Prompt | Report each line of the entries below that has the word "preview" in it.

Dataset |

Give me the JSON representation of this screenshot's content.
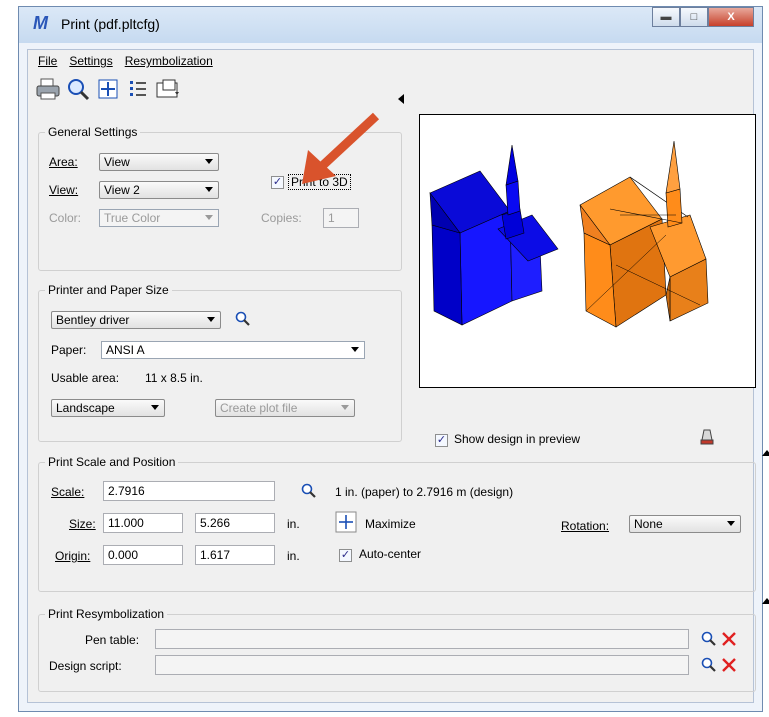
{
  "window": {
    "title": "Print  (pdf.pltcfg)"
  },
  "menu": {
    "file": "File",
    "settings": "Settings",
    "resymbolization": "Resymbolization"
  },
  "toolbar": {
    "icons": [
      "printer-icon",
      "preview-magnifier-icon",
      "fit-area-icon",
      "list-icon",
      "page-setup-icon"
    ]
  },
  "general": {
    "title": "General Settings",
    "area_label": "Area:",
    "area_value": "View",
    "view_label": "View:",
    "view_value": "View 2",
    "color_label": "Color:",
    "color_value": "True Color",
    "print3d_label": "Print to 3D",
    "print3d_checked": true,
    "copies_label": "Copies:",
    "copies_value": "1"
  },
  "printer": {
    "title": "Printer and Paper Size",
    "driver": "Bentley driver",
    "paper_label": "Paper:",
    "paper_value": "ANSI A",
    "usable_label": "Usable area:",
    "usable_value": "11 x 8.5 in.",
    "orientation": "Landscape",
    "create_plot": "Create plot file"
  },
  "preview": {
    "show_label": "Show design in preview",
    "show_checked": true
  },
  "scale": {
    "title": "Print Scale and Position",
    "scale_label": "Scale:",
    "scale_value": "2.7916",
    "scale_text": "1 in. (paper) to 2.7916 m (design)",
    "size_label": "Size:",
    "size_w": "11.000",
    "size_h": "5.266",
    "size_unit": "in.",
    "maximize": "Maximize",
    "rotation_label": "Rotation:",
    "rotation_value": "None",
    "origin_label": "Origin:",
    "origin_x": "0.000",
    "origin_y": "1.617",
    "origin_unit": "in.",
    "autocenter": "Auto-center",
    "autocenter_checked": true
  },
  "resym": {
    "title": "Print Resymbolization",
    "pen_label": "Pen table:",
    "pen_value": "",
    "script_label": "Design script:",
    "script_value": ""
  },
  "colors": {
    "blue_model": "#1414ff",
    "orange_model": "#ff8c1a",
    "arrow": "#d9532c"
  }
}
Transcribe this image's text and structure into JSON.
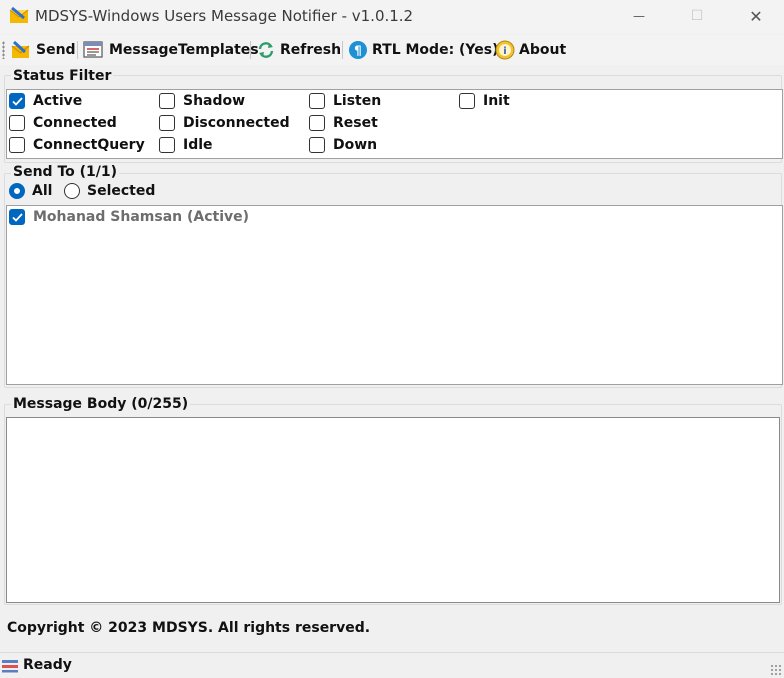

Solution for this task |
      "preview-magnifier-icon",
  "preview": {
    "show_label": "Show design in preview",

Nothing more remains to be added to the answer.